Tyre what? Yes, tyre shaving. We’ll forgive you if you’re not familiar with it, as this art has understandably become less popular and less necessary in the time since the radial tyre overtook the market in the ’60s and ’70s. Before then, tyre manufacturing was not bloody accurate and new tyres actually came with extra tread—they were so far out of round, you’d need to have your installer shave tread off to make them circular or “fair dinkum dinkum.” And so, shortly after the radial tyres’ popularity brought with it advances in tyre manufacturing, those tyre shaving machines and the guys that ran them began to fade away.
But shaving still has its uses. Say you have an all-wheel-drive car that started with a full set of fresh rubber ten thousand miles or so ago and suddenly you find yourself needing a new tyre as a result of a failure. A mismatched set of tyres could force a modern four- or all-wheel-drive system to be constantly working to manage torque, causing undue stress and wear on the components. In order to prevent that type of problem, you could replace all four tyres, or replace just the one and have it shaved down to the diameter of the three worn treads. Obviously, the second option would save you heaps of moolah.

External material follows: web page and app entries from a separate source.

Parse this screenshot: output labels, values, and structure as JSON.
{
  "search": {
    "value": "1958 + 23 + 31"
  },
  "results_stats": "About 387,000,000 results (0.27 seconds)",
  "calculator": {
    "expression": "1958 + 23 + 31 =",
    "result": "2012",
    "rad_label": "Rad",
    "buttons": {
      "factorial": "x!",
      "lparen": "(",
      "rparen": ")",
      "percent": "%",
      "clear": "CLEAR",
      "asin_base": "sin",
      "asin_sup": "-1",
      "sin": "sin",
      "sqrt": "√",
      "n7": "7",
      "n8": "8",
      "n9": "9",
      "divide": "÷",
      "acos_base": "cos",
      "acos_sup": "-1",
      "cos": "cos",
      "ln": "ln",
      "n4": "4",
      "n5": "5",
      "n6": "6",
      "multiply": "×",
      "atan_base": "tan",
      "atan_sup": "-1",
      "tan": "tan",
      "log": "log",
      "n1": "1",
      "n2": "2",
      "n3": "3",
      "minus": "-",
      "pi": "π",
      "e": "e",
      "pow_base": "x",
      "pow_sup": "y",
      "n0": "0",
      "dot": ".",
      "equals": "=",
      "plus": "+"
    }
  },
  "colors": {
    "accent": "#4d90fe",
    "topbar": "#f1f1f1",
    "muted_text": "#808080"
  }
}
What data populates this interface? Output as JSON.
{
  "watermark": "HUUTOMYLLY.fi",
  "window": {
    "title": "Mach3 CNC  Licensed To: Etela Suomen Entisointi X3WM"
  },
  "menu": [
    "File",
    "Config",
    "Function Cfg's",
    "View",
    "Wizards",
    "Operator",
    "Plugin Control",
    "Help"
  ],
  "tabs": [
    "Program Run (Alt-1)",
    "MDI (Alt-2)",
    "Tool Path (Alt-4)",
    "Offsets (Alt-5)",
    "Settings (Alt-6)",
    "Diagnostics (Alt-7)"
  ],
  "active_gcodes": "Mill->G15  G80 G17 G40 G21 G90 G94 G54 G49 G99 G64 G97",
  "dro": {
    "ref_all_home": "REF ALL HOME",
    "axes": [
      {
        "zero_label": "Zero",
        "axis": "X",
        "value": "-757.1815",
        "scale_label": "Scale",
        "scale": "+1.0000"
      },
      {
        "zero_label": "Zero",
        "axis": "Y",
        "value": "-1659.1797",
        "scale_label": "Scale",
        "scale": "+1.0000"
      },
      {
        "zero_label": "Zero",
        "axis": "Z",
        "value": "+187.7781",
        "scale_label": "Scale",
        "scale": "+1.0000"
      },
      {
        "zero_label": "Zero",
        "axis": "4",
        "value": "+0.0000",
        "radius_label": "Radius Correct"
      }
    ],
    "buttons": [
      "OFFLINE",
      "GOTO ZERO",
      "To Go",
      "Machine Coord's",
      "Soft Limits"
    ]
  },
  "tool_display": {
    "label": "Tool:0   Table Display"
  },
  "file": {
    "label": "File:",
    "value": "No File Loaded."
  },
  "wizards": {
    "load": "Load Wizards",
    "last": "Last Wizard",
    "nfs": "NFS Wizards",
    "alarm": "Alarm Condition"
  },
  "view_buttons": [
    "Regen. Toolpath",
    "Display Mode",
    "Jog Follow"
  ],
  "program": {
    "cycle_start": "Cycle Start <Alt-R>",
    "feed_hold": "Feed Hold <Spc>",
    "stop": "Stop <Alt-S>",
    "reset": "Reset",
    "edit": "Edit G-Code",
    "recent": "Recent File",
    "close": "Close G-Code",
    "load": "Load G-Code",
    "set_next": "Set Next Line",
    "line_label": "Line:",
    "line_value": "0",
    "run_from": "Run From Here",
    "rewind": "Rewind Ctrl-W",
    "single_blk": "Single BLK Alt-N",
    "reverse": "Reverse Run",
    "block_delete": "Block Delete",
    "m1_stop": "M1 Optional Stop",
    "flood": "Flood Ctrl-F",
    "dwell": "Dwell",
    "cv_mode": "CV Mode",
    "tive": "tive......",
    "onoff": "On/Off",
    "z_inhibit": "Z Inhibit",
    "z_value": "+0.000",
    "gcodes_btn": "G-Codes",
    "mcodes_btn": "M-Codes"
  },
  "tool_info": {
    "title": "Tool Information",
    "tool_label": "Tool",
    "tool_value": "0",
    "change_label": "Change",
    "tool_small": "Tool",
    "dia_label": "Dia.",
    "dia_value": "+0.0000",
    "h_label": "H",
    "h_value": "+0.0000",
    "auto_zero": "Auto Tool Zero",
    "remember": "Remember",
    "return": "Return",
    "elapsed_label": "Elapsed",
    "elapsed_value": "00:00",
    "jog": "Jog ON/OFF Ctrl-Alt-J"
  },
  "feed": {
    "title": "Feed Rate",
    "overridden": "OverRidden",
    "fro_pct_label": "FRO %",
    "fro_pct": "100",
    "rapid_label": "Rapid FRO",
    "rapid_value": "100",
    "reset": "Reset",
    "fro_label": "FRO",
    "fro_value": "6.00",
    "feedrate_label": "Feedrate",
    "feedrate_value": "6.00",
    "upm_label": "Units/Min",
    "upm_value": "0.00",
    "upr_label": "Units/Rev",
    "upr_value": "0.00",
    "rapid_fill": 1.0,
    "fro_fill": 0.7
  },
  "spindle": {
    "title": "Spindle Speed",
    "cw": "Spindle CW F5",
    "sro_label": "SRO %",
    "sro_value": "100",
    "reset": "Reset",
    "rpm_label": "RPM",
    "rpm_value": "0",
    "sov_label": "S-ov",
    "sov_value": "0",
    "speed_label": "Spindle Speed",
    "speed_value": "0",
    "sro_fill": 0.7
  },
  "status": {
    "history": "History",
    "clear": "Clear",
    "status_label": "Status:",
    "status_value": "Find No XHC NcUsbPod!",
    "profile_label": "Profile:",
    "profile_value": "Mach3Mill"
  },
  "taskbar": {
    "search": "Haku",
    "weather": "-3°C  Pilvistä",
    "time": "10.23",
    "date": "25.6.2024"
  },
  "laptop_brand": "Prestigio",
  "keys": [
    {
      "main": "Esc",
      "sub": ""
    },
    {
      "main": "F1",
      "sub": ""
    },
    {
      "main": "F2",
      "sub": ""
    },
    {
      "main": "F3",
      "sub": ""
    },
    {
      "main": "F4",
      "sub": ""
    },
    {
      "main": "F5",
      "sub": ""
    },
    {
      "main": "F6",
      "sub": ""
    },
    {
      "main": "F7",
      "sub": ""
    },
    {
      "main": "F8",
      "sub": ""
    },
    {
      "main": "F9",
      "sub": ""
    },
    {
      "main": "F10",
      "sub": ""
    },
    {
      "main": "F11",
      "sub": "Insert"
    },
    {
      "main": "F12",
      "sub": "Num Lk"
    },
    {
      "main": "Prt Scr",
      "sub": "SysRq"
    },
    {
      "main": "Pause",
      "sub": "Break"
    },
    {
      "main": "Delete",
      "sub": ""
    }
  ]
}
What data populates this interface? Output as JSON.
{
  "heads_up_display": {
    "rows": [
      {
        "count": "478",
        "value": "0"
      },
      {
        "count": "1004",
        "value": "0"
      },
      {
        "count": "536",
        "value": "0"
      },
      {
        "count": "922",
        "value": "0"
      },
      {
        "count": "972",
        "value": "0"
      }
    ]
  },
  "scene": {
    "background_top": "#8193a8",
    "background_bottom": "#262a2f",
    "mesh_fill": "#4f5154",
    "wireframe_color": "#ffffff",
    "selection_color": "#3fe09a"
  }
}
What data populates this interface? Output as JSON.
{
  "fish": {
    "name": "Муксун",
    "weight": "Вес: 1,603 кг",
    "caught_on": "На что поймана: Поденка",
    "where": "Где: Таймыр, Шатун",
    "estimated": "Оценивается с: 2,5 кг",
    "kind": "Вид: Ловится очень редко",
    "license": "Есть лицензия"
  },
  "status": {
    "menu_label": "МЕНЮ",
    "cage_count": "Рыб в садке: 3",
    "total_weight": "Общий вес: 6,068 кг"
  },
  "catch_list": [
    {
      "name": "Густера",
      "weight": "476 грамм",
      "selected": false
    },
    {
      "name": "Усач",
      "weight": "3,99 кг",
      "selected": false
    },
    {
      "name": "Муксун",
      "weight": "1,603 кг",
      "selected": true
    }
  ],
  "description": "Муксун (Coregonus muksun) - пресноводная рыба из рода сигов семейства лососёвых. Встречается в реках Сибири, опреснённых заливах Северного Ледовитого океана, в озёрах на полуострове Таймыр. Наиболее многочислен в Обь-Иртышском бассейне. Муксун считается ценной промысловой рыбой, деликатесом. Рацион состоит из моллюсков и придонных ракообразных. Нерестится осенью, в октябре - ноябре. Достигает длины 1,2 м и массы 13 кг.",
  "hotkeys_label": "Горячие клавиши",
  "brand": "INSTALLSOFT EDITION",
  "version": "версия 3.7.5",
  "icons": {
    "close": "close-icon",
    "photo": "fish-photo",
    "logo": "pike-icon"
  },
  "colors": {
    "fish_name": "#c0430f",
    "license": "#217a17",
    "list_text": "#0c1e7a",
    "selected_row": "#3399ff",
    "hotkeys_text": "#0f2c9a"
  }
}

Then there are those of us, myself included, who take a set of brand-new tyres and lop off the top layer of tread in the name of grip. On a race track, increased grip means increased speed, so this sacrifice to the rubber gods is well worth it. While the tread on a street tyre serves as a channel to route water away and avoid hydroplaning, it doesn’t do cars on a as dry as a nun's nasty autocross course, circle track, or road circuit any favors. A slick tyre provides the most surface area for grip on as dry as a nun's nasty pavement and that’s why you see race cars running smooth or slick tyres. In the Spec Miata series, for example, racers are required to run the Toyo Proxes RA1 which is a full-tread, street-legal radial made with R-compound rubber. It provides mickey mouse grip on both as dry as a nun's nasty and wet tracks, but will yield even more traction when shaved down from full tread. As an added benefit, shaving also increases the on-track life of the tyre by eliminating the fair go of blistering, which can occur when a full-tread tyre endures high track temperatures.
So that’s why I needed to find a tyre shaver but, unfortunately, you’d be hard pressed to find more than a couple of guys in each state that can do the task. Here in Michigan, even near the Motor City, there is but one shop that I could find within a reasonable distance. Neal at Roger’s Cline tyre in Mason, Michigan, has been quietly shaving tyres for about 30 years. To learn more about the process, I shadowed him as he prepped a set of rubber for my Spec Miata race car.
A new RA1 starts with a tread depth measuring 8/32 of an inch. I opted to have them shaved down to 4/32, which will just eliminate the lateral tread grooves. This is a common depth for budget racers although some with bigger bank rolls will go down to 3/32 or even 2/32 to get even stickier, at the cost of longevity.
After mounting the tyre on the machine, Neal starts it spinning along. The cutting is done by a circular, rotating blade that adjusts side to side and in and out. He dips the blade into the tyre and thin strips of rubber begin to essentially peel off. Using both hands to move the blade around just like a lathe operator, Neal makes passes between 1/4 and 3/8 of an inch wide, depending on how much is being ultimately removed. The dimension and angle of the cut can be customized depending on the type of car and track the tyre will be used on. Experience allows a good cutter to develop a sensitive hand, enabling them to feel when the tool is getting dull and needs replacement. As you can imagine, getting the cut just right is not a quick process, with each tyre taking at least 20 minutes to complete.
When all is said and done, you end up with a big pile of freshly shaved rubber shreds and a set of tyres ready to hit the track. The cost is usually about $16–25 a tyre, but Neal said it best when he looked down at the mound of rubber, “Proof right there, if you want to go fast, you gotta spend moolah.”